▸ **Work instruction**: Check every line of the entries that follow, and copy the ones containing "views".

[Opening Exercise input section]

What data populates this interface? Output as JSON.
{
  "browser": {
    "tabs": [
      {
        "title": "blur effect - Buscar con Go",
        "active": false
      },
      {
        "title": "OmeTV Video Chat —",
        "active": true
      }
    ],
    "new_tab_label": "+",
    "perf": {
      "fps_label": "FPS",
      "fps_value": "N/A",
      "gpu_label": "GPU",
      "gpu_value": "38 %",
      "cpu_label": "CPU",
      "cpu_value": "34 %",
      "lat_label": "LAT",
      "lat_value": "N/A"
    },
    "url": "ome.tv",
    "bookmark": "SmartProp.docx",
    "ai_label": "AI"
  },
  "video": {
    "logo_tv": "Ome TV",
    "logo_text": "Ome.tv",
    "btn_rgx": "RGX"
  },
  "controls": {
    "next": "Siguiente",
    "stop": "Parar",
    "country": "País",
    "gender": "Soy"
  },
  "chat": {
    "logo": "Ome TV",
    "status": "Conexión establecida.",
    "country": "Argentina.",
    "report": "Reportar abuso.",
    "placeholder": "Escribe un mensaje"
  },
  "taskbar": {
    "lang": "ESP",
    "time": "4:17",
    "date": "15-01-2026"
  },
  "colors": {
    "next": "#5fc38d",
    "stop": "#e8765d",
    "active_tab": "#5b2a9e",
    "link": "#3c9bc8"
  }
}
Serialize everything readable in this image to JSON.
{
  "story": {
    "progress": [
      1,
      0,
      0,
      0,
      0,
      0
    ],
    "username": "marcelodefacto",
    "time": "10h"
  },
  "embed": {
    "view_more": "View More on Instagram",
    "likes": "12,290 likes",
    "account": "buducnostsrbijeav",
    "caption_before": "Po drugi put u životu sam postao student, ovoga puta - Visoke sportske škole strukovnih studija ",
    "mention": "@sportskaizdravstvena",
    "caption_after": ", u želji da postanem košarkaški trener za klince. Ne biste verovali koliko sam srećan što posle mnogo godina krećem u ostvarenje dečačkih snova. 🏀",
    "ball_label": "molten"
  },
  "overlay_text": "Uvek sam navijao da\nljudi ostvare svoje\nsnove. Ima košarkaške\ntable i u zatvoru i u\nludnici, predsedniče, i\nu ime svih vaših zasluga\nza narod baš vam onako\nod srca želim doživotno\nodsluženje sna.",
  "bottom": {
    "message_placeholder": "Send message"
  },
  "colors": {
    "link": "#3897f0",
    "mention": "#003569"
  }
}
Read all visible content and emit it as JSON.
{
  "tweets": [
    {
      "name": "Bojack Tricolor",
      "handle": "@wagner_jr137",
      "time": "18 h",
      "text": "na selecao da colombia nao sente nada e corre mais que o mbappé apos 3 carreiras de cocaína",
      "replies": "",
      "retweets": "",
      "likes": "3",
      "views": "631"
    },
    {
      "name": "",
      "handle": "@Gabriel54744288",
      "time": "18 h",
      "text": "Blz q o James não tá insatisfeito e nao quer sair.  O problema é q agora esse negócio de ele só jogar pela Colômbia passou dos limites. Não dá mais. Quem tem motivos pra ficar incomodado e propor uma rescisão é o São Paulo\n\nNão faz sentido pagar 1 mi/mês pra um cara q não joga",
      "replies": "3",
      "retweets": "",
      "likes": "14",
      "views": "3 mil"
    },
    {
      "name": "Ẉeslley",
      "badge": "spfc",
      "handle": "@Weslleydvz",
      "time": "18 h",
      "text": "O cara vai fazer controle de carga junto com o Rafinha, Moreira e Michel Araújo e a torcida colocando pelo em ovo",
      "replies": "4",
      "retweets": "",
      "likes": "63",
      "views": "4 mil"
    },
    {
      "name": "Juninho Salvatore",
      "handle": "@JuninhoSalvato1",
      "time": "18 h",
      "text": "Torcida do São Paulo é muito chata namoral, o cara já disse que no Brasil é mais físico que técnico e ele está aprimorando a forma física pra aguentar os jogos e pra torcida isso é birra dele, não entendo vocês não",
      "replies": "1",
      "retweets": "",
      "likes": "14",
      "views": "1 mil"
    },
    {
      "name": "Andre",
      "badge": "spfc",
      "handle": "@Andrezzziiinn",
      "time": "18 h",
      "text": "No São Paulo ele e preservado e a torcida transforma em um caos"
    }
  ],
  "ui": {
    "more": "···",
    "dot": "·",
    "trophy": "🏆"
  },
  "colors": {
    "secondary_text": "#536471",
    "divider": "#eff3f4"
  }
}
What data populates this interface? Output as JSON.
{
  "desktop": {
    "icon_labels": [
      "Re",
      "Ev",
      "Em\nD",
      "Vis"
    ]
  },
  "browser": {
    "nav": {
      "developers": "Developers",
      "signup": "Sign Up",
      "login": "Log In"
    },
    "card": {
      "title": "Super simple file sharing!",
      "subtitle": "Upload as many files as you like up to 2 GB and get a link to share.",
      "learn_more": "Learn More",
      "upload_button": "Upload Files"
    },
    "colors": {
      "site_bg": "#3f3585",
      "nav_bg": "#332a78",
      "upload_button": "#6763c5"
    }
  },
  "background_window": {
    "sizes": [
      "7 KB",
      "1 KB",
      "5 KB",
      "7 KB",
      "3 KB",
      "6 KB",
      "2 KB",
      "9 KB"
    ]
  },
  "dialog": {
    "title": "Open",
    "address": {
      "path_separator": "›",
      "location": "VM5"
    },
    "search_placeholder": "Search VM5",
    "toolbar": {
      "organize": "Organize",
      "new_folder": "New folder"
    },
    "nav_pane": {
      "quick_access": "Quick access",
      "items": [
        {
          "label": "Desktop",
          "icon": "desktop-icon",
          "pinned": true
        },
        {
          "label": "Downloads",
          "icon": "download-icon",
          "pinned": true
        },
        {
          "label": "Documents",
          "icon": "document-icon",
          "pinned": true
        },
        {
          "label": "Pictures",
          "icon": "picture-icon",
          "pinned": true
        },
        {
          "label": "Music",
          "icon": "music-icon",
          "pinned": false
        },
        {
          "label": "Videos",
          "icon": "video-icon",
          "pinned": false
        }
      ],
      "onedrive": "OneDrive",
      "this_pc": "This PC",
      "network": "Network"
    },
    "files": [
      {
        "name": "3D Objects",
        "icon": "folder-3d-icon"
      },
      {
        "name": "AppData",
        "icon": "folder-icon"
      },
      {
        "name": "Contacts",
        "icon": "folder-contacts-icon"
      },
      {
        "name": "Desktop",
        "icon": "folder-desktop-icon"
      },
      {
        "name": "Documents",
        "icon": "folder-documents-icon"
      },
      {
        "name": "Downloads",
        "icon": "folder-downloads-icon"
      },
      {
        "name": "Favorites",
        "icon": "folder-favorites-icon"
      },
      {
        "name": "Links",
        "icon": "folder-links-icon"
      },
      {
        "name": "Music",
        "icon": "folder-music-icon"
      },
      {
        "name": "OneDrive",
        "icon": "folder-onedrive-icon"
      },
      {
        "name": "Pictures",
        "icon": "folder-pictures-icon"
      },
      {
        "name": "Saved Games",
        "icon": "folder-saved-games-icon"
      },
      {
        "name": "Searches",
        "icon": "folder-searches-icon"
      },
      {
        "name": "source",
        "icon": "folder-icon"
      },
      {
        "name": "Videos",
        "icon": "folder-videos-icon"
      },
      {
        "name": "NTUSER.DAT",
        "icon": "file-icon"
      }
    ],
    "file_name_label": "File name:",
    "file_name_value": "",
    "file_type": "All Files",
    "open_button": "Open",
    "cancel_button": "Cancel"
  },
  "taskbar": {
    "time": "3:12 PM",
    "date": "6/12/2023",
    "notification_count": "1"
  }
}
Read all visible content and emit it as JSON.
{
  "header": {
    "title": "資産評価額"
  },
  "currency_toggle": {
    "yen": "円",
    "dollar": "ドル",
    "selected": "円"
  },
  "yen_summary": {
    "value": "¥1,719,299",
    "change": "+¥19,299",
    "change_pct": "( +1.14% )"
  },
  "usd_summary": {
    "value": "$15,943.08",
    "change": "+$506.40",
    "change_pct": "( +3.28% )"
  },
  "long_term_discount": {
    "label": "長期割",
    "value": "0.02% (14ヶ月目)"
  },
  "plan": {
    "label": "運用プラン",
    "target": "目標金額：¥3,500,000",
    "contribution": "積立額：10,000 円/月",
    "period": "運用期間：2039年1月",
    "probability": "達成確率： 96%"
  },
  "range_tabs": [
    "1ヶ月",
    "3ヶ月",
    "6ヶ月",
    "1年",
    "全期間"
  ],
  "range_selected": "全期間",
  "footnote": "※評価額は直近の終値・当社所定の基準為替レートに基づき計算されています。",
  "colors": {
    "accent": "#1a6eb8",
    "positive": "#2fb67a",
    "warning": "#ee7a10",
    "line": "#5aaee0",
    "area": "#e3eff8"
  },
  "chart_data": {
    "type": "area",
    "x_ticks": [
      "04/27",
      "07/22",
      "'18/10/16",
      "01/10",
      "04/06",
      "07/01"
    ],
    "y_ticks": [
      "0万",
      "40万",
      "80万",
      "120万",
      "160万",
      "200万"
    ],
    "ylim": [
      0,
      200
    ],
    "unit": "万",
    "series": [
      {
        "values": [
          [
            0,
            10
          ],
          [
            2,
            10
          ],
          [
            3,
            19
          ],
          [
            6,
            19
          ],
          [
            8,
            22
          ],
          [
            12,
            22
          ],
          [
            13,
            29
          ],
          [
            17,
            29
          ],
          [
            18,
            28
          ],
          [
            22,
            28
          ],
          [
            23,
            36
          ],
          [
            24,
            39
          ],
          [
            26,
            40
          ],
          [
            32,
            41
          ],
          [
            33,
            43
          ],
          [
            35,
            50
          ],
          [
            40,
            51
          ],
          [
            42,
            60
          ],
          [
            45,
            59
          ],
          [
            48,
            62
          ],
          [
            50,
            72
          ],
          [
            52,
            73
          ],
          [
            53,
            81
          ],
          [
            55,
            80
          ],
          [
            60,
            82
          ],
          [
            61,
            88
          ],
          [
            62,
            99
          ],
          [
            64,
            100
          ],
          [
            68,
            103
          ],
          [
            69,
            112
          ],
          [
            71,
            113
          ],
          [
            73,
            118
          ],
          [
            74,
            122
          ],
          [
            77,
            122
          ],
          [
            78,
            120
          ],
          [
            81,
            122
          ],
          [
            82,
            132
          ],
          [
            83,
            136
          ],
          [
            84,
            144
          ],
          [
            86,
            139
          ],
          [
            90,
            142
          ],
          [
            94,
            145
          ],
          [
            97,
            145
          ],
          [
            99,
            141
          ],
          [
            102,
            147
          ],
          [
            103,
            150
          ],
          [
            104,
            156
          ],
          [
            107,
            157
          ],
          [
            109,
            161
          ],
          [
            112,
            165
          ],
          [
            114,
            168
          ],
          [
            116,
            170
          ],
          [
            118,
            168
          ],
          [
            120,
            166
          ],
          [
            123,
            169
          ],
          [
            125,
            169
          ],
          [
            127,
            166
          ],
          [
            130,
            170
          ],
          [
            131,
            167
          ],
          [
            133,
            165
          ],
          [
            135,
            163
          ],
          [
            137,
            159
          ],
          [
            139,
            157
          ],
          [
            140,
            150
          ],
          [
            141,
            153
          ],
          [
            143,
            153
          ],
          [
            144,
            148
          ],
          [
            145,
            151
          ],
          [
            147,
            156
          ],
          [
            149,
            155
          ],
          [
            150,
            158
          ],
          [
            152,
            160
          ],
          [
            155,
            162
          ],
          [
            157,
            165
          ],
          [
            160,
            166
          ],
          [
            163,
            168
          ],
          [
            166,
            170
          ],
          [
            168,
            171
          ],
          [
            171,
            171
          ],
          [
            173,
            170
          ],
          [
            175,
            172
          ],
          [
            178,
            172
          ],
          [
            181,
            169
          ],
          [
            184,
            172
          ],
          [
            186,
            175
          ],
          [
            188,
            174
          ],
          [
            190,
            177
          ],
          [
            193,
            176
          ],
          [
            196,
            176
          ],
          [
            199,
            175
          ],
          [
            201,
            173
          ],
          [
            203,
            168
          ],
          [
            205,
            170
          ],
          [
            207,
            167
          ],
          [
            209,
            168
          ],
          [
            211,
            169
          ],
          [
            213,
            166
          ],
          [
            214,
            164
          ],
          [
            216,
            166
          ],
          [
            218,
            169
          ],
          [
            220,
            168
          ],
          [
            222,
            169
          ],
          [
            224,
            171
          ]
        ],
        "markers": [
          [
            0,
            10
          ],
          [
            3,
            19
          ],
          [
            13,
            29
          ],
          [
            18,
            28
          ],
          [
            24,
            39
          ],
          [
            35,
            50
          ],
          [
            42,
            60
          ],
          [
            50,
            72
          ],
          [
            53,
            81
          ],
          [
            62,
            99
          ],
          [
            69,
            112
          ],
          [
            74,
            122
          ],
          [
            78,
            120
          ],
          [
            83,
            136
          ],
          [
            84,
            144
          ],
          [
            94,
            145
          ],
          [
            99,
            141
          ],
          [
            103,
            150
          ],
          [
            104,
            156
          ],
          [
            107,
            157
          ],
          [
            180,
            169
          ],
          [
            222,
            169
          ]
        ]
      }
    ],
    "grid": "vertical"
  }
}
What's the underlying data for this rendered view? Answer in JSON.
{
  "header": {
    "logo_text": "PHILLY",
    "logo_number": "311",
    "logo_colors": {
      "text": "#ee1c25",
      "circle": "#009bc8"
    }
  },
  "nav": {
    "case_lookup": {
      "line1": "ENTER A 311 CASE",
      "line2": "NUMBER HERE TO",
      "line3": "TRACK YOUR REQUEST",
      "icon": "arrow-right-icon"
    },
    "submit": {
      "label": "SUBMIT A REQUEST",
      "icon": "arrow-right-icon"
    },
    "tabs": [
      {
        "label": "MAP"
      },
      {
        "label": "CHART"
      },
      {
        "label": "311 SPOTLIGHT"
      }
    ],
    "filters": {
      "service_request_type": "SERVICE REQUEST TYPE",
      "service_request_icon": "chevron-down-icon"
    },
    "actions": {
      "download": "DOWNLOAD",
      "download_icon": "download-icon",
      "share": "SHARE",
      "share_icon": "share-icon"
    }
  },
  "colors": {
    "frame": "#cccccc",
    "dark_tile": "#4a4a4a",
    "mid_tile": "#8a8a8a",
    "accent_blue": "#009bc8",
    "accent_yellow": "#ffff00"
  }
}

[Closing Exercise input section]

▸ **Expected output**:
      "views": "631"
      "views": "3 mil"
      "views": "4 mil"
      "views": "1 mil"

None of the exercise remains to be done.